BEGIN
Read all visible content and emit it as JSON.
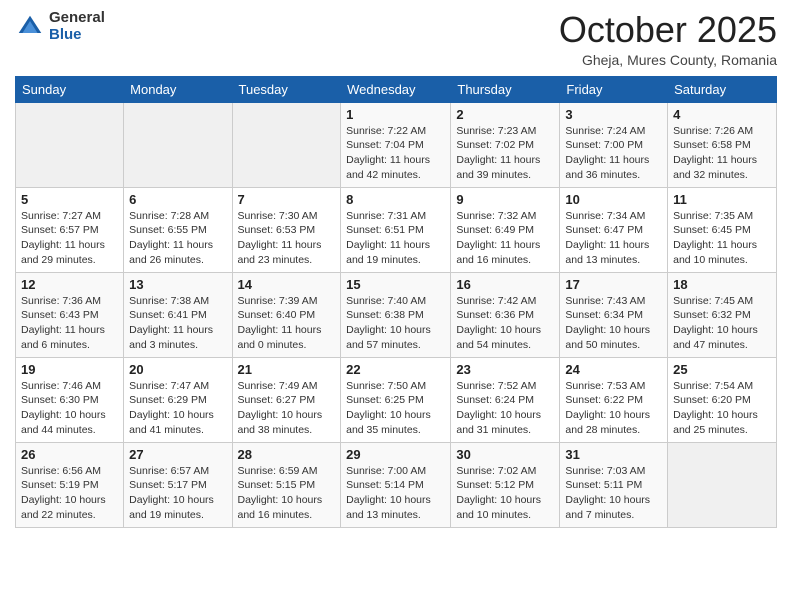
{
  "header": {
    "logo": {
      "general": "General",
      "blue": "Blue"
    },
    "title": "October 2025",
    "location": "Gheja, Mures County, Romania"
  },
  "weekdays": [
    "Sunday",
    "Monday",
    "Tuesday",
    "Wednesday",
    "Thursday",
    "Friday",
    "Saturday"
  ],
  "weeks": [
    [
      {
        "day": "",
        "info": ""
      },
      {
        "day": "",
        "info": ""
      },
      {
        "day": "",
        "info": ""
      },
      {
        "day": "1",
        "info": "Sunrise: 7:22 AM\nSunset: 7:04 PM\nDaylight: 11 hours and 42 minutes."
      },
      {
        "day": "2",
        "info": "Sunrise: 7:23 AM\nSunset: 7:02 PM\nDaylight: 11 hours and 39 minutes."
      },
      {
        "day": "3",
        "info": "Sunrise: 7:24 AM\nSunset: 7:00 PM\nDaylight: 11 hours and 36 minutes."
      },
      {
        "day": "4",
        "info": "Sunrise: 7:26 AM\nSunset: 6:58 PM\nDaylight: 11 hours and 32 minutes."
      }
    ],
    [
      {
        "day": "5",
        "info": "Sunrise: 7:27 AM\nSunset: 6:57 PM\nDaylight: 11 hours and 29 minutes."
      },
      {
        "day": "6",
        "info": "Sunrise: 7:28 AM\nSunset: 6:55 PM\nDaylight: 11 hours and 26 minutes."
      },
      {
        "day": "7",
        "info": "Sunrise: 7:30 AM\nSunset: 6:53 PM\nDaylight: 11 hours and 23 minutes."
      },
      {
        "day": "8",
        "info": "Sunrise: 7:31 AM\nSunset: 6:51 PM\nDaylight: 11 hours and 19 minutes."
      },
      {
        "day": "9",
        "info": "Sunrise: 7:32 AM\nSunset: 6:49 PM\nDaylight: 11 hours and 16 minutes."
      },
      {
        "day": "10",
        "info": "Sunrise: 7:34 AM\nSunset: 6:47 PM\nDaylight: 11 hours and 13 minutes."
      },
      {
        "day": "11",
        "info": "Sunrise: 7:35 AM\nSunset: 6:45 PM\nDaylight: 11 hours and 10 minutes."
      }
    ],
    [
      {
        "day": "12",
        "info": "Sunrise: 7:36 AM\nSunset: 6:43 PM\nDaylight: 11 hours and 6 minutes."
      },
      {
        "day": "13",
        "info": "Sunrise: 7:38 AM\nSunset: 6:41 PM\nDaylight: 11 hours and 3 minutes."
      },
      {
        "day": "14",
        "info": "Sunrise: 7:39 AM\nSunset: 6:40 PM\nDaylight: 11 hours and 0 minutes."
      },
      {
        "day": "15",
        "info": "Sunrise: 7:40 AM\nSunset: 6:38 PM\nDaylight: 10 hours and 57 minutes."
      },
      {
        "day": "16",
        "info": "Sunrise: 7:42 AM\nSunset: 6:36 PM\nDaylight: 10 hours and 54 minutes."
      },
      {
        "day": "17",
        "info": "Sunrise: 7:43 AM\nSunset: 6:34 PM\nDaylight: 10 hours and 50 minutes."
      },
      {
        "day": "18",
        "info": "Sunrise: 7:45 AM\nSunset: 6:32 PM\nDaylight: 10 hours and 47 minutes."
      }
    ],
    [
      {
        "day": "19",
        "info": "Sunrise: 7:46 AM\nSunset: 6:30 PM\nDaylight: 10 hours and 44 minutes."
      },
      {
        "day": "20",
        "info": "Sunrise: 7:47 AM\nSunset: 6:29 PM\nDaylight: 10 hours and 41 minutes."
      },
      {
        "day": "21",
        "info": "Sunrise: 7:49 AM\nSunset: 6:27 PM\nDaylight: 10 hours and 38 minutes."
      },
      {
        "day": "22",
        "info": "Sunrise: 7:50 AM\nSunset: 6:25 PM\nDaylight: 10 hours and 35 minutes."
      },
      {
        "day": "23",
        "info": "Sunrise: 7:52 AM\nSunset: 6:24 PM\nDaylight: 10 hours and 31 minutes."
      },
      {
        "day": "24",
        "info": "Sunrise: 7:53 AM\nSunset: 6:22 PM\nDaylight: 10 hours and 28 minutes."
      },
      {
        "day": "25",
        "info": "Sunrise: 7:54 AM\nSunset: 6:20 PM\nDaylight: 10 hours and 25 minutes."
      }
    ],
    [
      {
        "day": "26",
        "info": "Sunrise: 6:56 AM\nSunset: 5:19 PM\nDaylight: 10 hours and 22 minutes."
      },
      {
        "day": "27",
        "info": "Sunrise: 6:57 AM\nSunset: 5:17 PM\nDaylight: 10 hours and 19 minutes."
      },
      {
        "day": "28",
        "info": "Sunrise: 6:59 AM\nSunset: 5:15 PM\nDaylight: 10 hours and 16 minutes."
      },
      {
        "day": "29",
        "info": "Sunrise: 7:00 AM\nSunset: 5:14 PM\nDaylight: 10 hours and 13 minutes."
      },
      {
        "day": "30",
        "info": "Sunrise: 7:02 AM\nSunset: 5:12 PM\nDaylight: 10 hours and 10 minutes."
      },
      {
        "day": "31",
        "info": "Sunrise: 7:03 AM\nSunset: 5:11 PM\nDaylight: 10 hours and 7 minutes."
      },
      {
        "day": "",
        "info": ""
      }
    ]
  ]
}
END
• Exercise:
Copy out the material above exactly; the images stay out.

• Written answer:
Read all visible content and emit it as JSON.
{
  "header": {
    "logo": {
      "general": "General",
      "blue": "Blue"
    },
    "title": "October 2025",
    "location": "Gheja, Mures County, Romania"
  },
  "weekdays": [
    "Sunday",
    "Monday",
    "Tuesday",
    "Wednesday",
    "Thursday",
    "Friday",
    "Saturday"
  ],
  "weeks": [
    [
      {
        "day": "",
        "info": ""
      },
      {
        "day": "",
        "info": ""
      },
      {
        "day": "",
        "info": ""
      },
      {
        "day": "1",
        "info": "Sunrise: 7:22 AM\nSunset: 7:04 PM\nDaylight: 11 hours and 42 minutes."
      },
      {
        "day": "2",
        "info": "Sunrise: 7:23 AM\nSunset: 7:02 PM\nDaylight: 11 hours and 39 minutes."
      },
      {
        "day": "3",
        "info": "Sunrise: 7:24 AM\nSunset: 7:00 PM\nDaylight: 11 hours and 36 minutes."
      },
      {
        "day": "4",
        "info": "Sunrise: 7:26 AM\nSunset: 6:58 PM\nDaylight: 11 hours and 32 minutes."
      }
    ],
    [
      {
        "day": "5",
        "info": "Sunrise: 7:27 AM\nSunset: 6:57 PM\nDaylight: 11 hours and 29 minutes."
      },
      {
        "day": "6",
        "info": "Sunrise: 7:28 AM\nSunset: 6:55 PM\nDaylight: 11 hours and 26 minutes."
      },
      {
        "day": "7",
        "info": "Sunrise: 7:30 AM\nSunset: 6:53 PM\nDaylight: 11 hours and 23 minutes."
      },
      {
        "day": "8",
        "info": "Sunrise: 7:31 AM\nSunset: 6:51 PM\nDaylight: 11 hours and 19 minutes."
      },
      {
        "day": "9",
        "info": "Sunrise: 7:32 AM\nSunset: 6:49 PM\nDaylight: 11 hours and 16 minutes."
      },
      {
        "day": "10",
        "info": "Sunrise: 7:34 AM\nSunset: 6:47 PM\nDaylight: 11 hours and 13 minutes."
      },
      {
        "day": "11",
        "info": "Sunrise: 7:35 AM\nSunset: 6:45 PM\nDaylight: 11 hours and 10 minutes."
      }
    ],
    [
      {
        "day": "12",
        "info": "Sunrise: 7:36 AM\nSunset: 6:43 PM\nDaylight: 11 hours and 6 minutes."
      },
      {
        "day": "13",
        "info": "Sunrise: 7:38 AM\nSunset: 6:41 PM\nDaylight: 11 hours and 3 minutes."
      },
      {
        "day": "14",
        "info": "Sunrise: 7:39 AM\nSunset: 6:40 PM\nDaylight: 11 hours and 0 minutes."
      },
      {
        "day": "15",
        "info": "Sunrise: 7:40 AM\nSunset: 6:38 PM\nDaylight: 10 hours and 57 minutes."
      },
      {
        "day": "16",
        "info": "Sunrise: 7:42 AM\nSunset: 6:36 PM\nDaylight: 10 hours and 54 minutes."
      },
      {
        "day": "17",
        "info": "Sunrise: 7:43 AM\nSunset: 6:34 PM\nDaylight: 10 hours and 50 minutes."
      },
      {
        "day": "18",
        "info": "Sunrise: 7:45 AM\nSunset: 6:32 PM\nDaylight: 10 hours and 47 minutes."
      }
    ],
    [
      {
        "day": "19",
        "info": "Sunrise: 7:46 AM\nSunset: 6:30 PM\nDaylight: 10 hours and 44 minutes."
      },
      {
        "day": "20",
        "info": "Sunrise: 7:47 AM\nSunset: 6:29 PM\nDaylight: 10 hours and 41 minutes."
      },
      {
        "day": "21",
        "info": "Sunrise: 7:49 AM\nSunset: 6:27 PM\nDaylight: 10 hours and 38 minutes."
      },
      {
        "day": "22",
        "info": "Sunrise: 7:50 AM\nSunset: 6:25 PM\nDaylight: 10 hours and 35 minutes."
      },
      {
        "day": "23",
        "info": "Sunrise: 7:52 AM\nSunset: 6:24 PM\nDaylight: 10 hours and 31 minutes."
      },
      {
        "day": "24",
        "info": "Sunrise: 7:53 AM\nSunset: 6:22 PM\nDaylight: 10 hours and 28 minutes."
      },
      {
        "day": "25",
        "info": "Sunrise: 7:54 AM\nSunset: 6:20 PM\nDaylight: 10 hours and 25 minutes."
      }
    ],
    [
      {
        "day": "26",
        "info": "Sunrise: 6:56 AM\nSunset: 5:19 PM\nDaylight: 10 hours and 22 minutes."
      },
      {
        "day": "27",
        "info": "Sunrise: 6:57 AM\nSunset: 5:17 PM\nDaylight: 10 hours and 19 minutes."
      },
      {
        "day": "28",
        "info": "Sunrise: 6:59 AM\nSunset: 5:15 PM\nDaylight: 10 hours and 16 minutes."
      },
      {
        "day": "29",
        "info": "Sunrise: 7:00 AM\nSunset: 5:14 PM\nDaylight: 10 hours and 13 minutes."
      },
      {
        "day": "30",
        "info": "Sunrise: 7:02 AM\nSunset: 5:12 PM\nDaylight: 10 hours and 10 minutes."
      },
      {
        "day": "31",
        "info": "Sunrise: 7:03 AM\nSunset: 5:11 PM\nDaylight: 10 hours and 7 minutes."
      },
      {
        "day": "",
        "info": ""
      }
    ]
  ]
}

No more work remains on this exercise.